Return, from the listing that follows, each line containing the word "anime".
··· Source data
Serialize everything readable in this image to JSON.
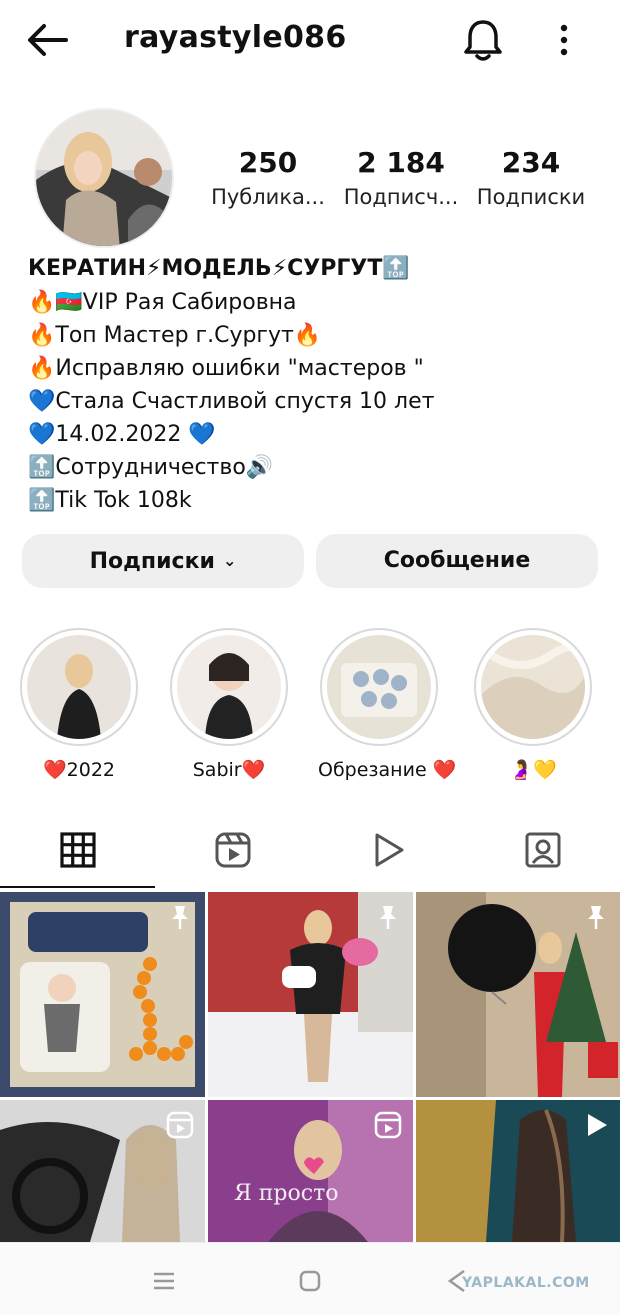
{
  "header": {
    "username": "rayastyle086"
  },
  "stats": [
    {
      "value": "250",
      "label": "Публика..."
    },
    {
      "value": "2 184",
      "label": "Подписч..."
    },
    {
      "value": "234",
      "label": "Подписки"
    }
  ],
  "bio": {
    "title": "КЕРАТИН⚡МОДЕЛЬ⚡СУРГУТ🔝",
    "lines": [
      "🔥🇦🇿VIP Рая Сабировна",
      "🔥Топ Мастер г.Сургут🔥",
      "🔥Исправляю ошибки \"мастеров \"",
      "💙Стала Счастливой спустя 10 лет",
      "💙14.02.2022 💙",
      "🔝Сотрудничество🔊",
      "🔝Tik Tok 108k"
    ]
  },
  "buttons": {
    "following": "Подписки",
    "message": "Сообщение"
  },
  "highlights": [
    {
      "label": "❤️2022"
    },
    {
      "label": "Sabir❤️"
    },
    {
      "label": "Обрезание ❤️"
    },
    {
      "label": "🤰💛"
    }
  ],
  "tabs": [
    "grid",
    "reels",
    "videos",
    "tagged"
  ],
  "watermark": "YAPLAKAL.COM"
}
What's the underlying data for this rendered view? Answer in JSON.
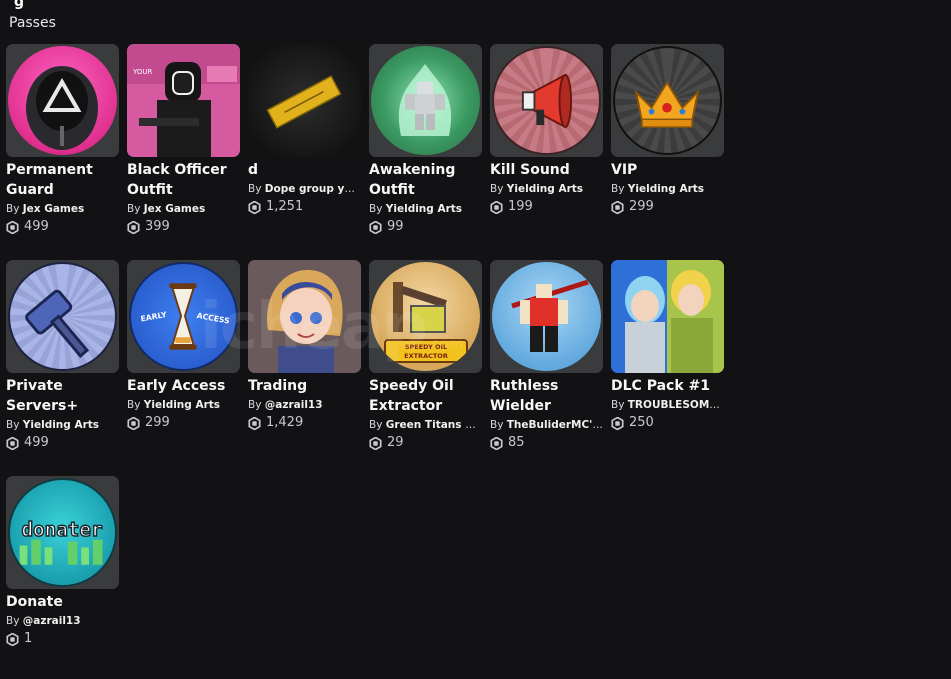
{
  "header": {
    "partial_title": "g",
    "section_title": "Passes"
  },
  "passes": [
    {
      "name": "Permanent Guard",
      "by": "By",
      "creator": "Jex Games",
      "price": "499",
      "icon": "squid-guard-triangle-icon"
    },
    {
      "name": "Black Officer Outfit",
      "by": "By",
      "creator": "Jex Games",
      "price": "399",
      "icon": "black-officer-icon"
    },
    {
      "name": "d",
      "by": "By",
      "creator": "Dope group yes y...",
      "price": "1,251",
      "icon": "gold-bar-icon"
    },
    {
      "name": "Awakening Outfit",
      "by": "By",
      "creator": "Yielding Arts",
      "price": "99",
      "icon": "awakening-aura-icon"
    },
    {
      "name": "Kill Sound",
      "by": "By",
      "creator": "Yielding Arts",
      "price": "199",
      "icon": "megaphone-icon"
    },
    {
      "name": "VIP",
      "by": "By",
      "creator": "Yielding Arts",
      "price": "299",
      "icon": "crown-icon"
    },
    {
      "name": "Private Servers+",
      "by": "By",
      "creator": "Yielding Arts",
      "price": "499",
      "icon": "hammer-icon"
    },
    {
      "name": "Early Access",
      "by": "By",
      "creator": "Yielding Arts",
      "price": "299",
      "icon": "hourglass-icon",
      "badge_left": "EARLY",
      "badge_right": "ACCESS"
    },
    {
      "name": "Trading",
      "by": "By",
      "creator": "@azrail13",
      "price": "1,429",
      "icon": "anime-girl-icon"
    },
    {
      "name": "Speedy Oil Extractor",
      "by": "By",
      "creator": "Green Titans Ent...",
      "price": "29",
      "icon": "oil-extractor-icon",
      "badge": "SPEEDY OIL EXTRACTOR"
    },
    {
      "name": "Ruthless Wielder",
      "by": "By",
      "creator": "TheBuliderMC's G...",
      "price": "85",
      "icon": "roblox-avatar-icon"
    },
    {
      "name": "DLC Pack #1",
      "by": "By",
      "creator": "TROUBLESOME B...",
      "price": "250",
      "icon": "anime-duo-icon"
    },
    {
      "name": "Donate",
      "by": "By",
      "creator": "@azrail13",
      "price": "1",
      "icon": "donater-icon",
      "badge": "donater"
    }
  ],
  "watermark": {
    "text": "icheap",
    "sub": ".com"
  },
  "colors": {
    "background": "#121215",
    "thumb_bg": "#393b3d",
    "text": "#f7f7f8"
  }
}
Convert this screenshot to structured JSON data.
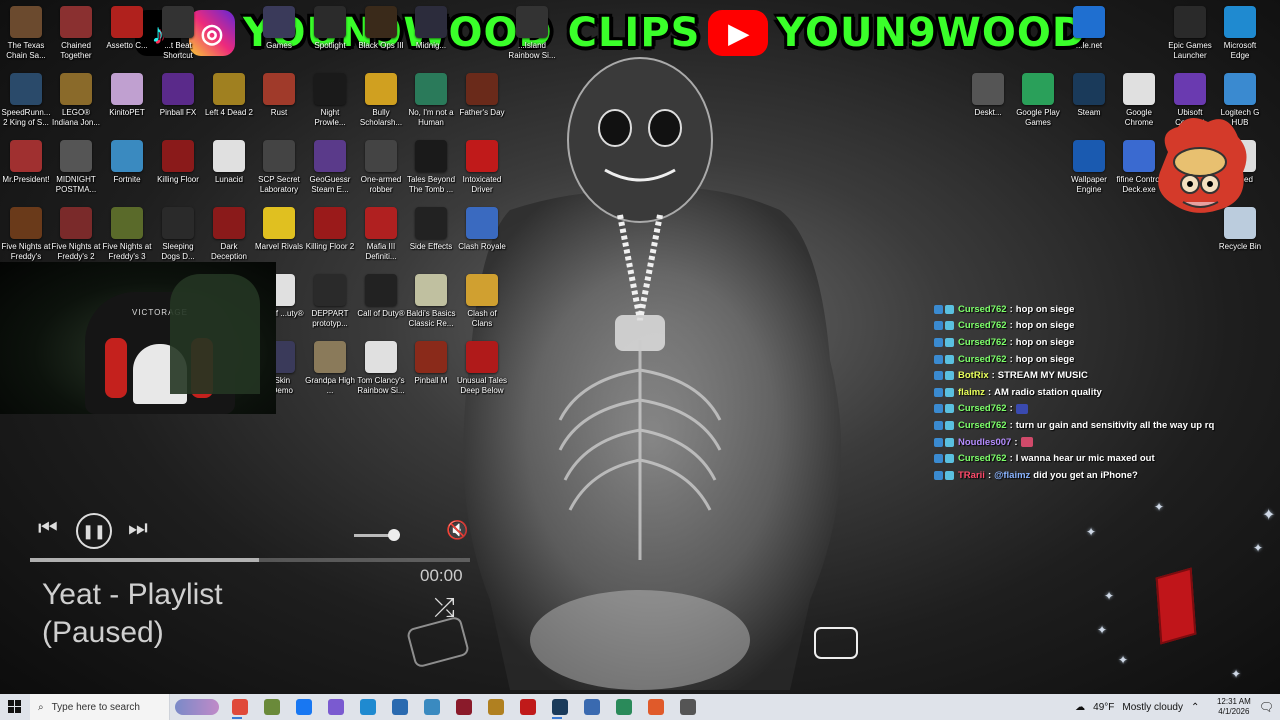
{
  "banner": {
    "icons": [
      "tiktok-icon",
      "instagram-icon",
      "youtube-icon"
    ],
    "text1": "YOUN9WOOD CLIPS",
    "text2": "YOUN9WOOD",
    "text_color": "#3aff2a"
  },
  "desktop_icons": [
    {
      "label": "The Texas Chain Sa...",
      "color": "#6b4a2e"
    },
    {
      "label": "Chained Together",
      "color": "#8a3030"
    },
    {
      "label": "Assetto C...",
      "color": "#b0211d"
    },
    {
      "label": "...t Beat Shortcut",
      "color": "#333"
    },
    {
      "label": "Games",
      "color": "#3a3a5a"
    },
    {
      "label": "Spotlight",
      "color": "#2b2b2b"
    },
    {
      "label": "Black Ops III",
      "color": "#3a2a1a"
    },
    {
      "label": "Midnig...",
      "color": "#2c2c3c"
    },
    {
      "label": "...Island Rainbow Si...",
      "color": "#333"
    },
    {
      "label": "SpeedRunn... 2 King of S...",
      "color": "#2a4a6a"
    },
    {
      "label": "LEGO® Indiana Jon...",
      "color": "#8a6a2a"
    },
    {
      "label": "KinitoPET",
      "color": "#c0a0d0"
    },
    {
      "label": "Pinball FX",
      "color": "#5a2a8a"
    },
    {
      "label": "Left 4 Dead 2",
      "color": "#a08020"
    },
    {
      "label": "Rust",
      "color": "#a03a2a"
    },
    {
      "label": "Night Prowle...",
      "color": "#1a1a1a"
    },
    {
      "label": "Bully Scholarsh...",
      "color": "#d0a020"
    },
    {
      "label": "No, I'm not a Human",
      "color": "#2a7a5a"
    },
    {
      "label": "Father's Day",
      "color": "#6a2a1a"
    },
    {
      "label": "Mr.President!",
      "color": "#a03030"
    },
    {
      "label": "MIDNIGHT POSTMA...",
      "color": "#555"
    },
    {
      "label": "Fortnite",
      "color": "#3a8ac0"
    },
    {
      "label": "Killing Floor",
      "color": "#8a1a1a"
    },
    {
      "label": "Lunacid",
      "color": "#e0e0e0"
    },
    {
      "label": "SCP Secret Laboratory",
      "color": "#444"
    },
    {
      "label": "GeoGuessr Steam E...",
      "color": "#5a3a8a"
    },
    {
      "label": "One-armed robber",
      "color": "#444"
    },
    {
      "label": "Tales Beyond The Tomb ...",
      "color": "#1a1a1a"
    },
    {
      "label": "Intoxicated Driver",
      "color": "#c01a1a"
    },
    {
      "label": "Five Nights at Freddy's",
      "color": "#6a3a1a"
    },
    {
      "label": "Five Nights at Freddy's 2",
      "color": "#7a2a2a"
    },
    {
      "label": "Five Nights at Freddy's 3",
      "color": "#5a6a2a"
    },
    {
      "label": "Sleeping Dogs D...",
      "color": "#2a2a2a"
    },
    {
      "label": "Dark Deception",
      "color": "#8a1a1a"
    },
    {
      "label": "Marvel Rivals",
      "color": "#e0c020"
    },
    {
      "label": "Killing Floor 2",
      "color": "#9a1a1a"
    },
    {
      "label": "Mafia III Definiti...",
      "color": "#b02020"
    },
    {
      "label": "Side Effects",
      "color": "#222"
    },
    {
      "label": "Clash Royale",
      "color": "#3a6ac0"
    },
    {
      "label": "...all of ...uty®",
      "color": "#e0e0e0"
    },
    {
      "label": "DEPPART prototyp...",
      "color": "#2a2a2a"
    },
    {
      "label": "Call of Duty®",
      "color": "#222"
    },
    {
      "label": "Baldi's Basics Classic Re...",
      "color": "#c0c0a0"
    },
    {
      "label": "Clash of Clans",
      "color": "#d0a030"
    },
    {
      "label": "...Skin ...Demo",
      "color": "#3a3a5a"
    },
    {
      "label": "Grandpa High ...",
      "color": "#8a7a5a"
    },
    {
      "label": "Tom Clancy's Rainbow Si...",
      "color": "#e0e0e0"
    },
    {
      "label": "Pinball M",
      "color": "#8a2a1a"
    },
    {
      "label": "Unusual Tales Deep Below",
      "color": "#b01a1a"
    }
  ],
  "right_icons": [
    {
      "label": "...le.net",
      "color": "#1f6fd0"
    },
    {
      "label": "Epic Games Launcher",
      "color": "#2a2a2a"
    },
    {
      "label": "Microsoft Edge",
      "color": "#1f8ad0"
    },
    {
      "label": "Deskt...",
      "color": "#555"
    },
    {
      "label": "Google Play Games",
      "color": "#2aa05a"
    },
    {
      "label": "Steam",
      "color": "#1a3a5a"
    },
    {
      "label": "Google Chrome",
      "color": "#e0e0e0"
    },
    {
      "label": "Ubisoft Connect",
      "color": "#6a3ab0"
    },
    {
      "label": "Logitech G HUB",
      "color": "#3a8ad0"
    },
    {
      "label": "Wallpaper Engine",
      "color": "#1a5ab0"
    },
    {
      "label": "fifine Control Deck.exe",
      "color": "#3a6ad0"
    },
    {
      "label": "untitled",
      "color": "#ddd"
    },
    {
      "label": "Recycle Bin",
      "color": "#bcd"
    }
  ],
  "player": {
    "song_title": "Yeat - Playlist",
    "status": "(Paused)",
    "time": "00:00",
    "progress": 0.52,
    "volume": 0.85
  },
  "chat": [
    {
      "user": "Cursed762",
      "user_color": "#7dff6a",
      "msg": "hop on siege"
    },
    {
      "user": "Cursed762",
      "user_color": "#7dff6a",
      "msg": "hop on siege"
    },
    {
      "user": "Cursed762",
      "user_color": "#7dff6a",
      "msg": "hop on siege"
    },
    {
      "user": "Cursed762",
      "user_color": "#7dff6a",
      "msg": "hop on siege"
    },
    {
      "user": "BotRix",
      "user_color": "#e8ff5a",
      "msg": "STREAM MY MUSIC"
    },
    {
      "user": "flaimz",
      "user_color": "#e8ff5a",
      "msg": "AM radio station quality"
    },
    {
      "user": "Cursed762",
      "user_color": "#7dff6a",
      "msg": ""
    },
    {
      "user": "Cursed762",
      "user_color": "#7dff6a",
      "msg": "turn ur gain and sensitivity all the way up rq"
    },
    {
      "user": "Noudles007",
      "user_color": "#b48cff",
      "msg": ""
    },
    {
      "user": "Cursed762",
      "user_color": "#7dff6a",
      "msg": "I wanna hear ur mic maxed out"
    },
    {
      "user": "TRarii",
      "user_color": "#ff4a6a",
      "msg": "did you get an iPhone?",
      "mention": "@flaimz"
    }
  ],
  "taskbar": {
    "search_placeholder": "Type here to search",
    "weather_temp": "49°F",
    "weather_desc": "Mostly cloudy",
    "time": "12:31 AM",
    "date": "4/1/2026",
    "apps": [
      {
        "name": "chrome-icon",
        "color": "#e04a3a"
      },
      {
        "name": "minecraft-icon",
        "color": "#6a8a3a"
      },
      {
        "name": "facebook-icon",
        "color": "#1877f2"
      },
      {
        "name": "copilot-icon",
        "color": "#7a5ad0"
      },
      {
        "name": "edge-icon",
        "color": "#1f8ad0"
      },
      {
        "name": "store-icon",
        "color": "#2a6ab0"
      },
      {
        "name": "maps-icon",
        "color": "#3a8ac0"
      },
      {
        "name": "app-icon",
        "color": "#8a1a2a"
      },
      {
        "name": "files-icon",
        "color": "#b08020"
      },
      {
        "name": "game-icon",
        "color": "#c01a1a"
      },
      {
        "name": "steam-icon",
        "color": "#1a3a5a"
      },
      {
        "name": "window-icon",
        "color": "#3a6ab0"
      },
      {
        "name": "phone-link-icon",
        "color": "#2a8a5a"
      },
      {
        "name": "brave-icon",
        "color": "#e05a2a"
      },
      {
        "name": "settings-icon",
        "color": "#555"
      }
    ]
  }
}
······
Answer below:
      "icon": "anime-girl-icon"
      "icon": "anime-duo-icon"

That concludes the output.